    It seems as though the normal one-hour meetings have been replaced by more spontaneous mini-meetings around particular issues. It’s actually more interrupt-based than the scheduled meetings, but so much shorter and productive that I like it. Plus I’m an extrovert, so I really prefer to talk with people instead of creating e-mail threads from hell that last days or weeks. Those may not be interruptions, but it creates a lot of issues that hang in the ether and remain unresolved.
    The manager-of-one philosophy is great, but that means that we have to encourage all of our staff to step up and lead from where they are and understand how what they are doing fits into the strategic direction of the unit (which I totally endorse).
    But I agree that there are no true emergencies. That helps to put things into perspective.
    LOL…it’s 10:30 p.m. and I’m using this time to catch up on e-mail. Oh well, I’m not complaining.
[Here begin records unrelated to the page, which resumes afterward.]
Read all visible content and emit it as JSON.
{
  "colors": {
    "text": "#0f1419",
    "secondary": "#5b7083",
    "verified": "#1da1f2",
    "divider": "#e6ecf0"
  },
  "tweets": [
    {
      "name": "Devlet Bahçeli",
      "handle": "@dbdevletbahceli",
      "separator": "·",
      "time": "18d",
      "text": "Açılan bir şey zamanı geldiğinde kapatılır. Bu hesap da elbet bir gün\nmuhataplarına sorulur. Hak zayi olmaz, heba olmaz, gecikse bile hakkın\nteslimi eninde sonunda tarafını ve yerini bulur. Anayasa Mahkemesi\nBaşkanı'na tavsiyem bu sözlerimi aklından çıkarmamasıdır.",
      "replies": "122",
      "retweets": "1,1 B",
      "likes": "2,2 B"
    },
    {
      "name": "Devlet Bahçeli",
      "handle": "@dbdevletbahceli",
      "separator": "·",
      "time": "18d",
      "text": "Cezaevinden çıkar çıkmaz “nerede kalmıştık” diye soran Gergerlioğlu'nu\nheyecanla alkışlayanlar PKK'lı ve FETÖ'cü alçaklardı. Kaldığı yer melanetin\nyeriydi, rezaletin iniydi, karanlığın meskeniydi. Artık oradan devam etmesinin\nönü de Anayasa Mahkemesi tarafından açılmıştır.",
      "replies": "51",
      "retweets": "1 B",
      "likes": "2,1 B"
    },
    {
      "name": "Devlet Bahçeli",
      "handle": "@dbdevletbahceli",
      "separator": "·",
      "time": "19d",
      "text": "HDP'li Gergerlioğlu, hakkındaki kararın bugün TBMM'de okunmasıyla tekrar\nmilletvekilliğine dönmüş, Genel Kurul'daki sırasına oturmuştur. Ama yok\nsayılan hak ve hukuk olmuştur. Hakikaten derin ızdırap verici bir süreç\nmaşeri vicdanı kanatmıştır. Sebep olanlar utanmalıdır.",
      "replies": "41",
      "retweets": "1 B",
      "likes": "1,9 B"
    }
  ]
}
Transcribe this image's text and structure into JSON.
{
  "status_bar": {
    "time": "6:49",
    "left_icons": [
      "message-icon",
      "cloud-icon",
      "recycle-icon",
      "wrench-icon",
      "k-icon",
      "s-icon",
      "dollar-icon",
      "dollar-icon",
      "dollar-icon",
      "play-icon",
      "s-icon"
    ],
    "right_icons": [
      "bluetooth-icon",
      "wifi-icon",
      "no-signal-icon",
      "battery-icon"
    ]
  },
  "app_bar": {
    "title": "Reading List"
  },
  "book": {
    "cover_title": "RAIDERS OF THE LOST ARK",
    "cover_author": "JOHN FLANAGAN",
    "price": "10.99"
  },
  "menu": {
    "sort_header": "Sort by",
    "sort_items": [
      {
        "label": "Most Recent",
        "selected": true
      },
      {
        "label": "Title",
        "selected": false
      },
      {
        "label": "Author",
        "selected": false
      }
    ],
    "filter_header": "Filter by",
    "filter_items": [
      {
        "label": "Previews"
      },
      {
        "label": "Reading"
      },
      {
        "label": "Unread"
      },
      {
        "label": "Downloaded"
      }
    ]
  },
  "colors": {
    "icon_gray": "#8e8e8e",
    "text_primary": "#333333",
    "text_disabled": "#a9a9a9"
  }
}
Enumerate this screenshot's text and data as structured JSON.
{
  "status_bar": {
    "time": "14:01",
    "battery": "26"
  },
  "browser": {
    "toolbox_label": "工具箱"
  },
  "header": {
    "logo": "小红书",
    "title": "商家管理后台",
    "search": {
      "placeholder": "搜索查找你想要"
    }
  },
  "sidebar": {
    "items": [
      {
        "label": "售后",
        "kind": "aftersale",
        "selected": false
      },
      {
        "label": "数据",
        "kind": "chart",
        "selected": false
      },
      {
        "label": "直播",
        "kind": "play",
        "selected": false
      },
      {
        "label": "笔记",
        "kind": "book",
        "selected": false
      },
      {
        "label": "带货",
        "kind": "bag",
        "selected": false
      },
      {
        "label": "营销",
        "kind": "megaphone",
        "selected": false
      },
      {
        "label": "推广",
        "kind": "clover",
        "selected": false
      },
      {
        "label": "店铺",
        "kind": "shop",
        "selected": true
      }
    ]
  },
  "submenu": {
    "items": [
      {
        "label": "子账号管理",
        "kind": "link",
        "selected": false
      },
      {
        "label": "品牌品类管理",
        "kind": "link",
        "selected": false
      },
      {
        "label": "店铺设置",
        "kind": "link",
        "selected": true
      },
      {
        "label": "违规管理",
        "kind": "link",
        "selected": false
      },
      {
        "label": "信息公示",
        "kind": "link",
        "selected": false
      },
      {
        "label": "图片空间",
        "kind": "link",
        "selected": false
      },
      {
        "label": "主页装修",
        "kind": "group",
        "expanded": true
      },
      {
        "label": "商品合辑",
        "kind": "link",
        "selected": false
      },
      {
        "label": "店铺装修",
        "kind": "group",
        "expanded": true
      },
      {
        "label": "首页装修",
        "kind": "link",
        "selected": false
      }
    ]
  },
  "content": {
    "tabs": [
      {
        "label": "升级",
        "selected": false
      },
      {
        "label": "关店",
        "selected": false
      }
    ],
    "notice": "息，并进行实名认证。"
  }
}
  5. Brad, Allan, and Jeff … thanks for your thoughtful comments. What struck me about the video is the view that so many of us generate emergency situations to spin our staff up and engage them. I think it is a tactic that is largely unnecessary in an organization like ours where our team is really engaged and motivated. Perhaps there was a time when we had to launch into 911 mode to get people to react and while we aren’t yet perfect about maintaining and sharing information we are getting really good at it.
    Do we need a physical space? I say yes … but that doesn’t mean we need to spend all of our time in it. We are getting set to renovate and it will force lots of us to not show up at the office — that will be telling. I am afraid that the relative inflexible structures of our policies limit peoples’ willingness to work in other locations … ever fill out paperwork to ask to work one day a week at home? I also think our culture needs to undergo a massive change so that managers realize the outcomes are more important than controlling the workflow. I work so much better when I have the space to focus on my challenges in a fashion that fits my style. When I am pushed and pressed I get a bit resentful and lack the proper motivation to achieve the results I am satisfied with.
    All in all the video is a reminder of how difficult it has become to strike a balance between productive and invisible. I am reminded of how lots of my friends in industry work out in the open with little distraction, but disappear into rooms to collaborate … sort of the opposite of the way we do it. I wonder if our culture could *ever* handle a swing like that?

Leave a Reply

%d bloggers like this: